The European Union has provided a grant of 14 million euros to identify the potential uses of peer-to-peer technology for internet television. A pan-European partnership of 21 groups, including the BBC and the European Broadcasting Unition, intends to develop a Europe-wide next-generation internet television distribution system, based on peer-to-peer networks and social interaction.

Partners include the BBC, the VTT technical research centre in Finland, Delft University of Technology, the Institut für Rundfunktechnik in Munich, STMicroelectronics in Geneva and the European Broadcasting Union.

It is understood that the system will be based on Tribler, a technology developed by Delft University of Technology.

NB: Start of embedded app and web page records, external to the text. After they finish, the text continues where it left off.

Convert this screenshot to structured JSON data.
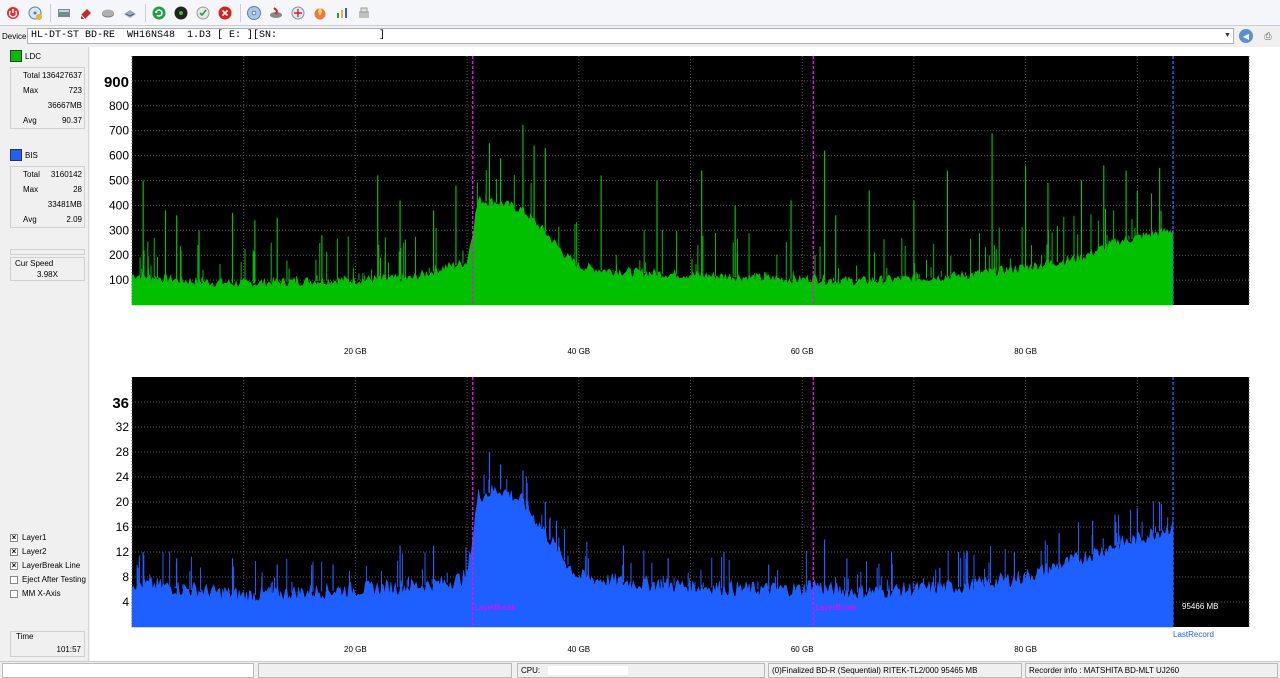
{
  "toolbar": {
    "buttons": [
      "power-icon",
      "eject-disc-icon",
      "drive-icon",
      "erase-icon",
      "disc-icon",
      "save-icon",
      "refresh-icon",
      "disc-quality-icon",
      "scan-icon",
      "stop-icon",
      "cd-icon",
      "burn-icon",
      "copy-icon",
      "fire-icon",
      "chart-icon",
      "settings-icon"
    ]
  },
  "device": {
    "label": "Device:",
    "value": "HL-DT-ST BD-RE  WH16NS48  1.D3 [ E: ][SN:                 ]"
  },
  "ldc": {
    "name": "LDC",
    "color": "#00c000",
    "total_label": "Total",
    "total": "136427637",
    "max_label": "Max",
    "max": "723",
    "max_pos": "36667MB",
    "avg_label": "Avg",
    "avg": "90.37"
  },
  "bis": {
    "name": "BIS",
    "color": "#1e5fff",
    "total_label": "Total",
    "total": "3160142",
    "max_label": "Max",
    "max": "28",
    "max_pos": "33481MB",
    "avg_label": "Avg",
    "avg": "2.09"
  },
  "cur_speed": {
    "label": "Cur Speed",
    "value": "3.98X"
  },
  "options": [
    {
      "label": "Layer1",
      "checked": true
    },
    {
      "label": "Layer2",
      "checked": true
    },
    {
      "label": "LayerBreak Line",
      "checked": true
    },
    {
      "label": "Eject After Testing",
      "checked": false
    },
    {
      "label": "MM X-Axis",
      "checked": false
    }
  ],
  "time": {
    "label": "Time",
    "value": "101:57"
  },
  "chart_data": [
    {
      "type": "area",
      "name": "LDC",
      "ylim": [
        0,
        1000
      ],
      "yticks": [
        "100",
        "200",
        "300",
        "400",
        "500",
        "600",
        "700",
        "800",
        "900"
      ],
      "xticks": [
        "20 GB",
        "40 GB",
        "60 GB",
        "80 GB"
      ],
      "xlim_gb": [
        0,
        100
      ],
      "layer_breaks_gb": [
        30.5,
        61.0
      ],
      "last_record_gb": 93.2,
      "x": [
        0,
        5,
        10,
        15,
        20,
        25,
        28,
        30,
        31,
        33,
        35,
        37,
        39,
        40,
        42,
        45,
        50,
        55,
        60,
        61,
        62,
        65,
        70,
        75,
        80,
        85,
        88,
        90,
        93
      ],
      "values": [
        120,
        95,
        85,
        95,
        100,
        105,
        150,
        170,
        420,
        410,
        380,
        290,
        190,
        155,
        140,
        130,
        120,
        110,
        100,
        110,
        100,
        95,
        105,
        120,
        150,
        190,
        250,
        270,
        300
      ],
      "spikes_x": [
        1,
        3,
        4,
        6,
        9,
        11,
        13,
        17,
        22,
        24,
        27,
        29,
        32,
        33,
        35,
        36,
        37,
        42,
        47,
        51,
        54,
        59,
        62,
        63,
        66,
        70,
        73,
        77,
        80,
        82,
        85,
        87,
        89,
        90,
        92
      ],
      "spikes_y": [
        500,
        380,
        360,
        300,
        370,
        340,
        350,
        280,
        520,
        420,
        380,
        480,
        650,
        590,
        723,
        640,
        630,
        520,
        500,
        540,
        400,
        420,
        620,
        360,
        460,
        420,
        540,
        690,
        560,
        490,
        500,
        560,
        540,
        460,
        550
      ]
    },
    {
      "type": "area",
      "name": "BIS",
      "ylim": [
        0,
        40
      ],
      "yticks": [
        "4",
        "8",
        "12",
        "16",
        "20",
        "24",
        "28",
        "32",
        "36"
      ],
      "xticks": [
        "20 GB",
        "40 GB",
        "60 GB",
        "80 GB"
      ],
      "xlim_gb": [
        0,
        100
      ],
      "layer_breaks_gb": [
        30.5,
        61.0
      ],
      "last_record_gb": 93.2,
      "x": [
        0,
        5,
        10,
        15,
        20,
        25,
        28,
        30,
        31,
        33,
        35,
        37,
        39,
        40,
        42,
        45,
        50,
        55,
        60,
        61,
        62,
        65,
        70,
        75,
        80,
        85,
        88,
        90,
        93
      ],
      "values": [
        7,
        6,
        5,
        5.5,
        6,
        6.5,
        7,
        8,
        21,
        22,
        20,
        15,
        10,
        8,
        7.5,
        7,
        6.5,
        6,
        6,
        7,
        6,
        5.5,
        6,
        6.5,
        8,
        11,
        13,
        14,
        16
      ],
      "spikes_x": [
        1,
        4,
        9,
        13,
        18,
        24,
        27,
        32,
        33,
        35,
        37,
        38,
        44,
        48,
        53,
        57,
        62,
        64,
        68,
        74,
        79,
        83,
        86,
        88,
        90,
        92
      ],
      "spikes_y": [
        12,
        11,
        11,
        10,
        10,
        13,
        13,
        28,
        26,
        25,
        20,
        17,
        13,
        11,
        12,
        10,
        14,
        11,
        12,
        12,
        12,
        15,
        17,
        18,
        19,
        20
      ],
      "layer_break_label": "LayerBreak",
      "capacity_label": "95466 MB",
      "last_record_label": "LastRecord"
    }
  ],
  "status": {
    "cpu_label": "CPU:",
    "disc_info": "(0)Finalized  BD-R (Sequential)  RITEK-TL2/000  95465 MB",
    "recorder_info": "Recorder info : MATSHITA     BD-MLT UJ260"
  }
}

“We are building a new, cross-platform, free and open source software-based, legal, peer-to-peer system,” said George Wright, executive producer of the Rapid Development Unit at the BBC.

The P2P-Next project will run over four years. It plans to conduct a large-scale technical trial of new media applications running on a wide range of consumer devices. If successful, the project could create a platform that would enable audiences to stream and interact with live programming using a personal computer or set top box.